Cummins said, “I think Keen Ice is a grand-looking horse, and I bought three mares in foal to him at the November sale last year. [Bourbonesque was one of those, and] Mongolian Groom was already on the page” as a maiden winner of $40,290, but there wasn’t any evidence that he was going to get black type, nor yet win a G1. “She’s a good-sized, good-looking mare, and I just got lucky,” Cummins said.

“I was cheering for Mongolian Groom all through the stretch” of the Awesome Again, Cummins said, “and after the race, I went out and gave Bourbonesque a pat on the head and told her, ‘You done good, girl.’”

In addition, Bourbonesque produced a “really good-looking colt by Keen Ice on May 26,” and Cummins sent her to first-year stallion Cloud Computing (Mclean’s Music), winner of the 2017 Preakness Stakes. Cummins said that “she didn’t get back in foal, but I suppose I should look at this as an opportunity to get her in foal early next year.”
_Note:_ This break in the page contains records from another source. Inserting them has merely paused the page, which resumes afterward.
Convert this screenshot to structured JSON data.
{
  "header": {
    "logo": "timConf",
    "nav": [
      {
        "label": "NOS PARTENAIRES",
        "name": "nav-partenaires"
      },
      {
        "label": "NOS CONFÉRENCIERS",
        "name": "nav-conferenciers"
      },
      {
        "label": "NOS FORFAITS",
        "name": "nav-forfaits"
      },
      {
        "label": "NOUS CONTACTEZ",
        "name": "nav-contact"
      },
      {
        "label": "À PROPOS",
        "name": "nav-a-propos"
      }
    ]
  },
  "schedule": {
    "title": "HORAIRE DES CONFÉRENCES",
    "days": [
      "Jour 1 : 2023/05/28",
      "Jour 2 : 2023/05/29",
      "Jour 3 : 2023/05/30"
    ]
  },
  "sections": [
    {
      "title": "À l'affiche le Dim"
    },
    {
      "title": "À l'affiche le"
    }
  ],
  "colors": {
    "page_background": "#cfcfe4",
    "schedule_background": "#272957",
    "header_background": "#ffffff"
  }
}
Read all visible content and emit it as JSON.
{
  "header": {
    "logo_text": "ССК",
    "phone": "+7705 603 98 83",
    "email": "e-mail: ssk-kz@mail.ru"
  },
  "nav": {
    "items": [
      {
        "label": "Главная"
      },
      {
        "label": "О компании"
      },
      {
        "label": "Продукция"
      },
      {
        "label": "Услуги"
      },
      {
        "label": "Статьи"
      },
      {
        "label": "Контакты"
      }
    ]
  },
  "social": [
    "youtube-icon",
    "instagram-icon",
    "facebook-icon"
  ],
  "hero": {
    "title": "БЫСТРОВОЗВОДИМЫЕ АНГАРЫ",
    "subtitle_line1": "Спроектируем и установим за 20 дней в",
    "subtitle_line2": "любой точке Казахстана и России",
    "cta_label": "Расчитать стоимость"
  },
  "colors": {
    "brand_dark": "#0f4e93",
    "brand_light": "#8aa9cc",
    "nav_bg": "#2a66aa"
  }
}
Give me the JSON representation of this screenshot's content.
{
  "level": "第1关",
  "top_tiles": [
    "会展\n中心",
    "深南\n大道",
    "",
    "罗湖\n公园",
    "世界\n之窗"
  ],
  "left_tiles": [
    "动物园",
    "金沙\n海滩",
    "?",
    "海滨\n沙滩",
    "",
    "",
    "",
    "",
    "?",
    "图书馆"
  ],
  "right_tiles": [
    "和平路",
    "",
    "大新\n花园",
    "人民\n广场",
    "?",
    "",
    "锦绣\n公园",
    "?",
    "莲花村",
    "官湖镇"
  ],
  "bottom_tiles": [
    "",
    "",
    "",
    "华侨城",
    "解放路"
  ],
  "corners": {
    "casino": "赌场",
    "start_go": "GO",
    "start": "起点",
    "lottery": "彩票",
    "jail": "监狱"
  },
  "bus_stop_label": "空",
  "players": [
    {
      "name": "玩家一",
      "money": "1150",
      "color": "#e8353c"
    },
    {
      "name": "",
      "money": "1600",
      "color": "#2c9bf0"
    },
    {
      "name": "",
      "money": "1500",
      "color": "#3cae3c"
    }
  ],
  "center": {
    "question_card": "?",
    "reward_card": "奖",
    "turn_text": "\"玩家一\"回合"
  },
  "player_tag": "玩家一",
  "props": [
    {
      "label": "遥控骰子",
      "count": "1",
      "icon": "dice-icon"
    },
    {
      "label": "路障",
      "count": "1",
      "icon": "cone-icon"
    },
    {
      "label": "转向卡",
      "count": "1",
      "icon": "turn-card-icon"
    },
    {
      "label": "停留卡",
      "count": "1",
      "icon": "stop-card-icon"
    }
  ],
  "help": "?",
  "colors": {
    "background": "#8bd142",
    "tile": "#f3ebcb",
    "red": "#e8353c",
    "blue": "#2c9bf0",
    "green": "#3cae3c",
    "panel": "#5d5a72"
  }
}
Bred in Kentucky by the owner of Calumet Farm, Bourbonesque is out of the Mr. Prospector mare Rhineland, a half-sister to G1 winner George Vancouver (Henrythenavigator) and to G2 Remsen Stakes winner and G1 Metropolitan Handicap second Saarland (Unbridled). Their dam is the multiple G1 winner Versailles Treaty (Danzig), a four-time G1 winner, and this branch of the Exclusive female line was cultivated by the Phipps family to produce such graded performers as For Kicks (Topsider; G3 Columbiana), Arabian Dancer (Damascus; 2nd G1 Matron), Lead Kindly Light (Majestic Light; G3 Athenia), Out of Place (Cox’s Ridge; G3 Clark Handicap), Gold Fever (Forty Niner; G1 NYRA Mile), and Boisterous (Distorted Humor; G1 Man o’ War).

Now there’s another high-class performer in the family: Mongolian Groom.

Frank Mitchell is author of Racehorse Breeding Theories, as well as the book Great Breeders and Their Methods: The Hancocks. In addition to writing the column “Sires and Dams” in Daily Racing Form for nearly 15 years, he has contributed articles to Thoroughbred Daily News, Thoroughbred Times, Thoroughbred Record, International Thoroughbred, and other major publications. In addition, Frank is chief of biomechanics for DataTrack International and is a hands-on caretaker of his own broodmares and foals in Central Kentucky. Check out Frank’s lively Bloodstock in the Bluegrass blog.

The post Bloodlines: Mongolian Groom Defies His Odds, Not Pedigree appeared first on Horse Racing News | Paulick Report.

DYFD Winter - 300x90

Comments are closed.